The main thing is that the US and the EU have curbed Russia’s Novorossiya project. If carried out, it would cut Ukraine from the Black Sea. The sanctions are preventing Russia from using any military force in Donbass, while Donetsk and Lugansk do not have enough resources to rout the Ukrainian army. Russia has failed to use the factor of the “Ukrainian government in exile,” and now that the problems concerning the Russian loan, the transit of Russian gas and Ukraine’s expulsion from the CIS Free Trade Area have been solved, it has no more economic or financial instruments to pressure Ukraine. Even more, the Ukrainians are even happy that they no longer have economic contacts with the Russians.
In the long run, Minsk 2 will help the US and the EU to ruin Russia’s “Russian World” ideology and to push the country further away from Europe.
What the US and the EU are seeking now is the Russians admitting the collapse of their imperial ambitions. For Russia’s enemies that country’s isolation means punishment for its “imperial revanchism.” What the West and its allies need now is to turn public opinion in Russia from Crimean patriotism into sad defeatism and to present the economic crisis in Russia as the “price” that country is paying for it “military aggression against Ukraine.” The economic crisis is already causing controversy in Russian society. Visa free regime for Ukraine in Europe may become a real challenge for the Russians, who may finally decide to sacrifice their imperial ambitions and independent cultural policy for a chance to freely go to Europe.
Under current external conditions, the execution of Minsk 2 will not become a victory for the Russian leaders. Even if the West lifts it sanctions, Russia will hardly be able to solve its economic problems. The main thing for the United States is to change moods inside Russia. The battlefield for the Americans now is no longer Donbass but the internal Russian controversy about ways to overcome the crisis. If the conflict in Donbass is frozen, the Americans will be able to direct this process in whatever way they like.
In one of our previous articles, we compared Minsk 2 with the Bosnian Dayton.
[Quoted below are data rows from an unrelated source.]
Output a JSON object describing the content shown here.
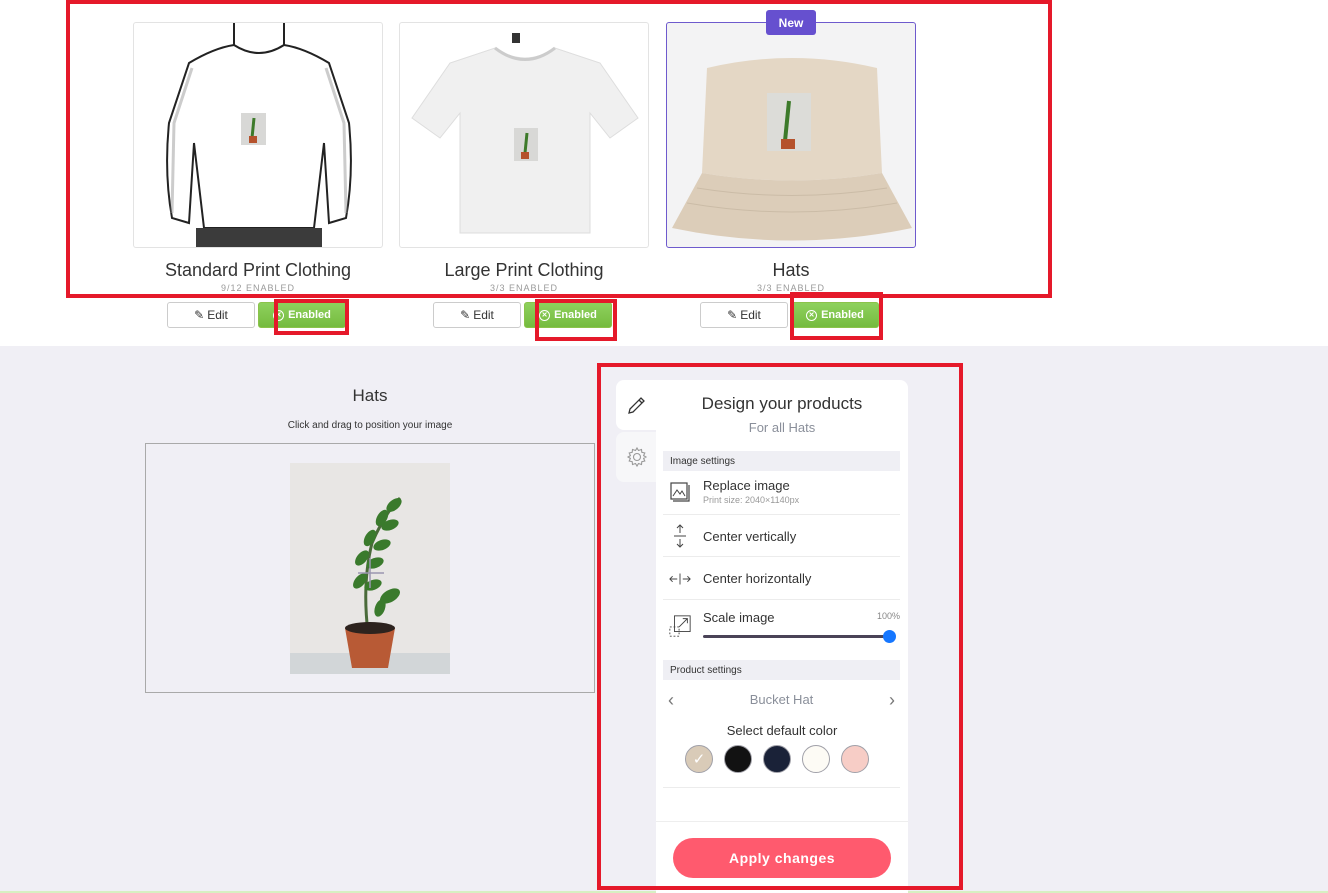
{
  "products": [
    {
      "title": "Standard Print Clothing",
      "count": "9/12 ENABLED",
      "edit_label": "Edit",
      "status_label": "Enabled",
      "badge": null
    },
    {
      "title": "Large Print Clothing",
      "count": "3/3 ENABLED",
      "edit_label": "Edit",
      "status_label": "Enabled",
      "badge": null
    },
    {
      "title": "Hats",
      "count": "3/3 ENABLED",
      "edit_label": "Edit",
      "status_label": "Enabled",
      "badge": "New"
    }
  ],
  "preview": {
    "title": "Hats",
    "hint": "Click and drag to position your image"
  },
  "panel": {
    "title": "Design your products",
    "subtitle": "For all Hats",
    "image_settings_label": "Image settings",
    "replace_image_label": "Replace image",
    "print_size": "Print size: 2040×1140px",
    "center_vertically_label": "Center vertically",
    "center_horizontally_label": "Center horizontally",
    "scale_image_label": "Scale image",
    "scale_value": "100%",
    "scale_fraction": 1.0,
    "product_settings_label": "Product settings",
    "product_name": "Bucket Hat",
    "select_color_label": "Select default color",
    "colors": [
      {
        "name": "beige",
        "hex": "#d9cbb8",
        "selected": true
      },
      {
        "name": "black",
        "hex": "#121212",
        "selected": false
      },
      {
        "name": "navy",
        "hex": "#1a2238",
        "selected": false
      },
      {
        "name": "white",
        "hex": "#fdfbf5",
        "selected": false
      },
      {
        "name": "pink",
        "hex": "#f7cdc6",
        "selected": false
      }
    ],
    "apply_label": "Apply changes"
  },
  "colors": {
    "accent_purple": "#6650cf",
    "enabled_green": "#7cc24a",
    "apply_red": "#ff5a6e",
    "slider_blue": "#1677ff",
    "annotation_red": "#e5192a"
  }
}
In its time, Dayton failed to guarantee the safety of Yugoslavia and was followed by Kosovo and the Bulldozer Revolution in Serbia. Russia should try to prevent the United States from applying a similar strategy in Ukraine.